Data extracted from a collection
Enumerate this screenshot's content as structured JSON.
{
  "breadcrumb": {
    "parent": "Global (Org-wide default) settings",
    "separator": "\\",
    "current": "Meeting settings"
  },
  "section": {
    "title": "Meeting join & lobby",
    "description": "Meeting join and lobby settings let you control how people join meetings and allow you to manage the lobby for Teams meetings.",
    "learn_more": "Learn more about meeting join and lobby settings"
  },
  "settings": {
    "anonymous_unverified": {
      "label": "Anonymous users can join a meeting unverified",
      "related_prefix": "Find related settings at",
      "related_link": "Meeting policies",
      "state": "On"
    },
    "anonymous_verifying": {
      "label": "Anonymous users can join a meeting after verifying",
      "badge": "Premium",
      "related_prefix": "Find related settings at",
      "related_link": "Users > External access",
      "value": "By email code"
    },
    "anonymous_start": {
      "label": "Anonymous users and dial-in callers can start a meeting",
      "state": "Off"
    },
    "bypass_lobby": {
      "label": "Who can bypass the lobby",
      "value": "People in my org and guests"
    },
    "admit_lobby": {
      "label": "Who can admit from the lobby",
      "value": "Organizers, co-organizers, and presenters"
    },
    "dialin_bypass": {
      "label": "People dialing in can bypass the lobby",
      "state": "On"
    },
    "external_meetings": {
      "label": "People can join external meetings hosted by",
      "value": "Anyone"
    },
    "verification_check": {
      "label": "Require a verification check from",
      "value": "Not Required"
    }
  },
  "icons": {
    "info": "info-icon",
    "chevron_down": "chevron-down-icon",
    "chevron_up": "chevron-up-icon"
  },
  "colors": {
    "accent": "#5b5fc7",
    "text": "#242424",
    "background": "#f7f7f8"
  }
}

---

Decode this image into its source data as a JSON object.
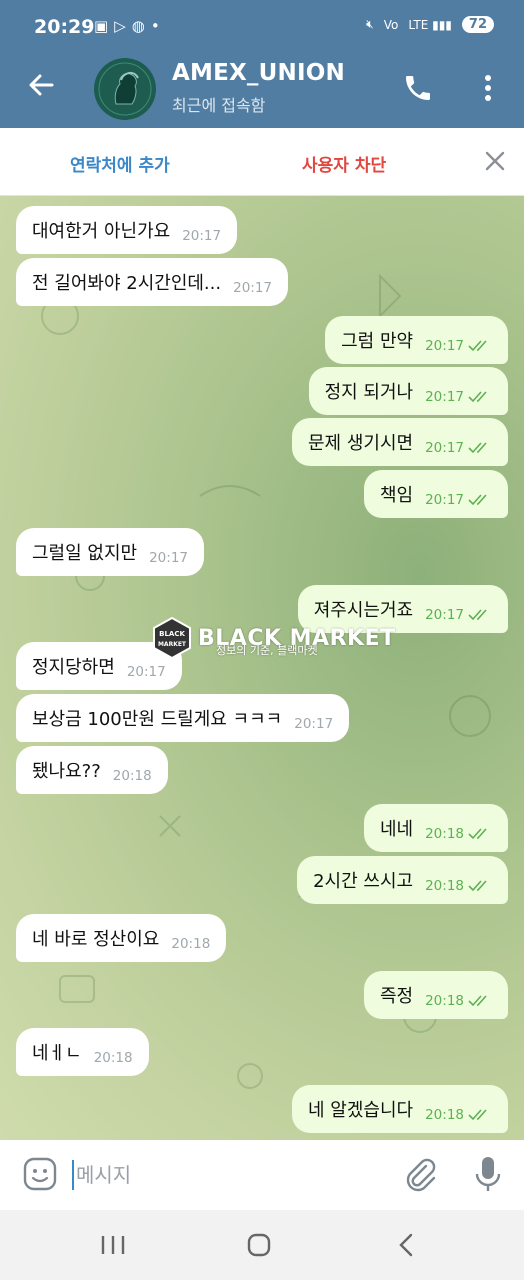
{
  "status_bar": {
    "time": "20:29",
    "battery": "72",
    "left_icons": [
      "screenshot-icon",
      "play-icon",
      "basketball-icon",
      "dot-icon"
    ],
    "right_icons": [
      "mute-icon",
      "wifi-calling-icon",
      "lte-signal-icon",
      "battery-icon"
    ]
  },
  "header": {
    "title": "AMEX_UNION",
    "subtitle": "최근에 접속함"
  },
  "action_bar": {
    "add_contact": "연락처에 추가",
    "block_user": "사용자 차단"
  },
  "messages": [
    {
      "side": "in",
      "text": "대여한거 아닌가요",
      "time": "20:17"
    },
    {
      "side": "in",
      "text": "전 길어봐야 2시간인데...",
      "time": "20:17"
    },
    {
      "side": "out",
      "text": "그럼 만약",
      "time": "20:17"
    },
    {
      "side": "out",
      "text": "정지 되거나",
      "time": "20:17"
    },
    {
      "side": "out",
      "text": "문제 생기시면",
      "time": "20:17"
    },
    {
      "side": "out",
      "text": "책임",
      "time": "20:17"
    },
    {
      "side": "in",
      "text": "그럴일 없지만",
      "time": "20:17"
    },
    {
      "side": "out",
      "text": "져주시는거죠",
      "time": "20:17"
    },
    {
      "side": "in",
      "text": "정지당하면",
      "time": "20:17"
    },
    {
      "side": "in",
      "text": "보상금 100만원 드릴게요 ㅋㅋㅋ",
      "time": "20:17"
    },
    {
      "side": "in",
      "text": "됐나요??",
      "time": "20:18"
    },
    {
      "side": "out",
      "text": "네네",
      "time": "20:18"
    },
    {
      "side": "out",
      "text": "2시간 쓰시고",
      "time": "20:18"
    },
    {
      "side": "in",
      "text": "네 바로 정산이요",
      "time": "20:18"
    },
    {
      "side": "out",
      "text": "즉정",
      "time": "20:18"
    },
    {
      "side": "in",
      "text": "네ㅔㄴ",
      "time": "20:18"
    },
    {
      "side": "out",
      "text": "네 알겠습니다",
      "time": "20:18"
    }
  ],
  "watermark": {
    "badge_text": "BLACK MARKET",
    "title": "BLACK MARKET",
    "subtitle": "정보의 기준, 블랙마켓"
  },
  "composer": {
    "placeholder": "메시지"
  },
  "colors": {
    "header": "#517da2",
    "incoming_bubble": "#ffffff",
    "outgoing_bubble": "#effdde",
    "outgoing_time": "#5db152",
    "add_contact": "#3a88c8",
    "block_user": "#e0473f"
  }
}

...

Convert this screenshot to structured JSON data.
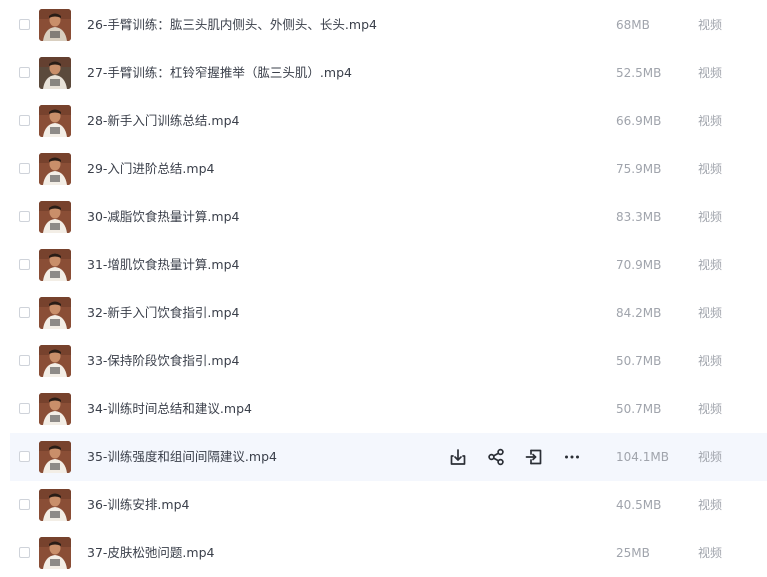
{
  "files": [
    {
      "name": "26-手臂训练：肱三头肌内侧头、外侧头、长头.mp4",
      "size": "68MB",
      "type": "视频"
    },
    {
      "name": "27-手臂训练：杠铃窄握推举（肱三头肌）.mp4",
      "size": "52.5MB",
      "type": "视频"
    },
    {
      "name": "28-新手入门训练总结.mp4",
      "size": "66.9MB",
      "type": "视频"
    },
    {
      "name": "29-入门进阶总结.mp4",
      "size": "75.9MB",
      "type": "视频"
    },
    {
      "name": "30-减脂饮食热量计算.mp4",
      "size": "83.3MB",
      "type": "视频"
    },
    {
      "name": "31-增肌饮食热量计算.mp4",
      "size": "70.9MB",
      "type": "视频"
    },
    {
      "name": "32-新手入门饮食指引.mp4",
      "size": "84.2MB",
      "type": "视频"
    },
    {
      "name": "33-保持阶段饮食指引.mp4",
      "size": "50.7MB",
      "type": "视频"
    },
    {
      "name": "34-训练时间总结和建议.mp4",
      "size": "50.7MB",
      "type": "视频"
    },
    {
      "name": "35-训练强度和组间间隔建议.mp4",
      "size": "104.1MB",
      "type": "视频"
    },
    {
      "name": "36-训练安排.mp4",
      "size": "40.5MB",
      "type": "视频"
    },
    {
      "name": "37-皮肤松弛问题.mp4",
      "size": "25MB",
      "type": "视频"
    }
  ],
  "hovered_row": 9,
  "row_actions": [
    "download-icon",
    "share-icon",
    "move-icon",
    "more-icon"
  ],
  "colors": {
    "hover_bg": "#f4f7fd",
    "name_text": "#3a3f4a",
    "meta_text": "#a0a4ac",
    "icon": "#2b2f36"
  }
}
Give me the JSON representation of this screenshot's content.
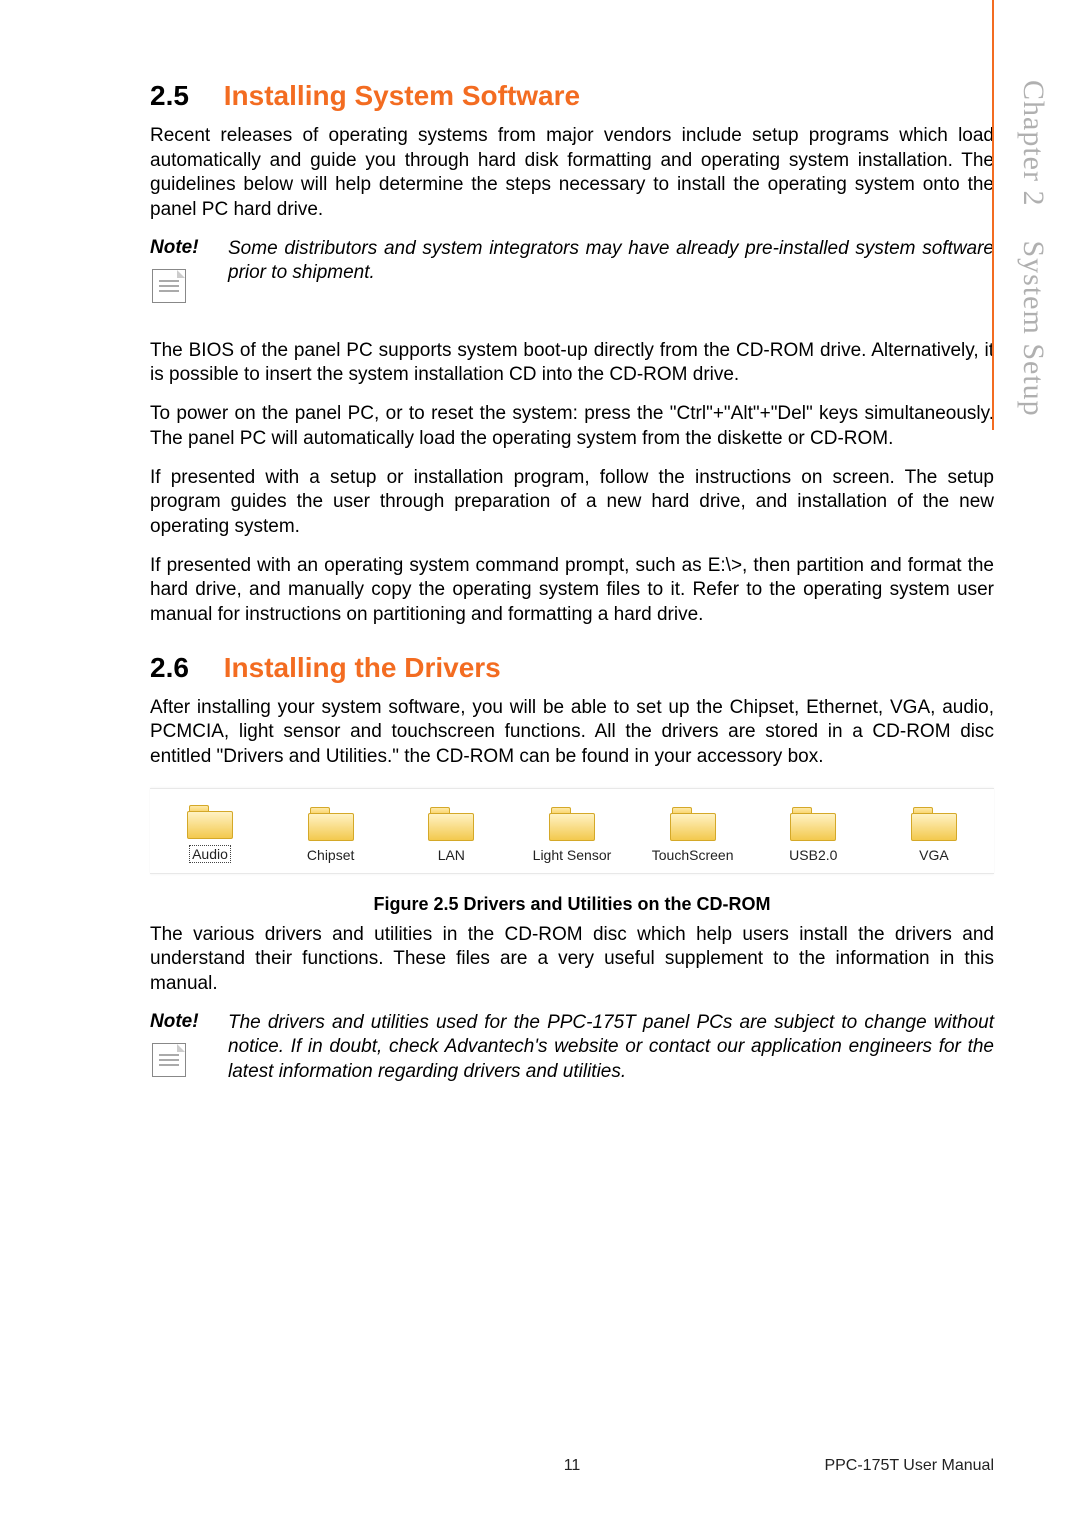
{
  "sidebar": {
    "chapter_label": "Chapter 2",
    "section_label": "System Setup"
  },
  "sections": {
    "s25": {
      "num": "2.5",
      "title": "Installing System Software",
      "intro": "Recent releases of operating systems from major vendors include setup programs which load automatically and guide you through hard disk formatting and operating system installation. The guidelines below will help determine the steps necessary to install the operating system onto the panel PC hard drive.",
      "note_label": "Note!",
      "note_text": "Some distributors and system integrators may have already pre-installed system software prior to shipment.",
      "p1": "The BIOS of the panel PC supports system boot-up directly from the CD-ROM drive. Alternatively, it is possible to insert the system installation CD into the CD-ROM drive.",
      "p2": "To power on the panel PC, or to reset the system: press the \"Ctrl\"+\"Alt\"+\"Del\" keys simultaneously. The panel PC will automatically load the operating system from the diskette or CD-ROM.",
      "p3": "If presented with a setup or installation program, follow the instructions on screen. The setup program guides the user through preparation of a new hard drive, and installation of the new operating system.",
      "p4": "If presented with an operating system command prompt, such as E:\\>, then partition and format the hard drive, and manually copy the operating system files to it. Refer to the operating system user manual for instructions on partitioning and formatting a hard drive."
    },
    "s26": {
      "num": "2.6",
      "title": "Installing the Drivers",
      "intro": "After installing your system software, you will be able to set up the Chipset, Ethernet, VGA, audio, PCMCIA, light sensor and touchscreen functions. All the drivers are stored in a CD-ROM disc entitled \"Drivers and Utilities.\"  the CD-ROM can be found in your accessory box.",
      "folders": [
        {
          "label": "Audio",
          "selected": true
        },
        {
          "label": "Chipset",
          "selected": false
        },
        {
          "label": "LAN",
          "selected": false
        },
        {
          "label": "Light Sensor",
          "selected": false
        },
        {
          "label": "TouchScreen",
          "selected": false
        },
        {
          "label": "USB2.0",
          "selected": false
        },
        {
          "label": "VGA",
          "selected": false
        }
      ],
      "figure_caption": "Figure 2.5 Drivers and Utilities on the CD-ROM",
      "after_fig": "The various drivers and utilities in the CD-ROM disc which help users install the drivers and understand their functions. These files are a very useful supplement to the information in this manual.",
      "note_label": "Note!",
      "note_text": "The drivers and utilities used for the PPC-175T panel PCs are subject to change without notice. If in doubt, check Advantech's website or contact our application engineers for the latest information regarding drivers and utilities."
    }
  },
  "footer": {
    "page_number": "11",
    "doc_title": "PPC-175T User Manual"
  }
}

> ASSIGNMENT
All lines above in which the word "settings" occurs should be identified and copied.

> EXERCISE RESPONSE
    "parent": "Global (Org-wide default) settings",
    "current": "Meeting settings"
    "description": "Meeting join and lobby settings let you control how people join meetings and allow you to manage the lobby for Teams meetings.",
    "learn_more": "Learn more about meeting join and lobby settings"
  "settings": {
      "related_prefix": "Find related settings at",
      "related_prefix": "Find related settings at",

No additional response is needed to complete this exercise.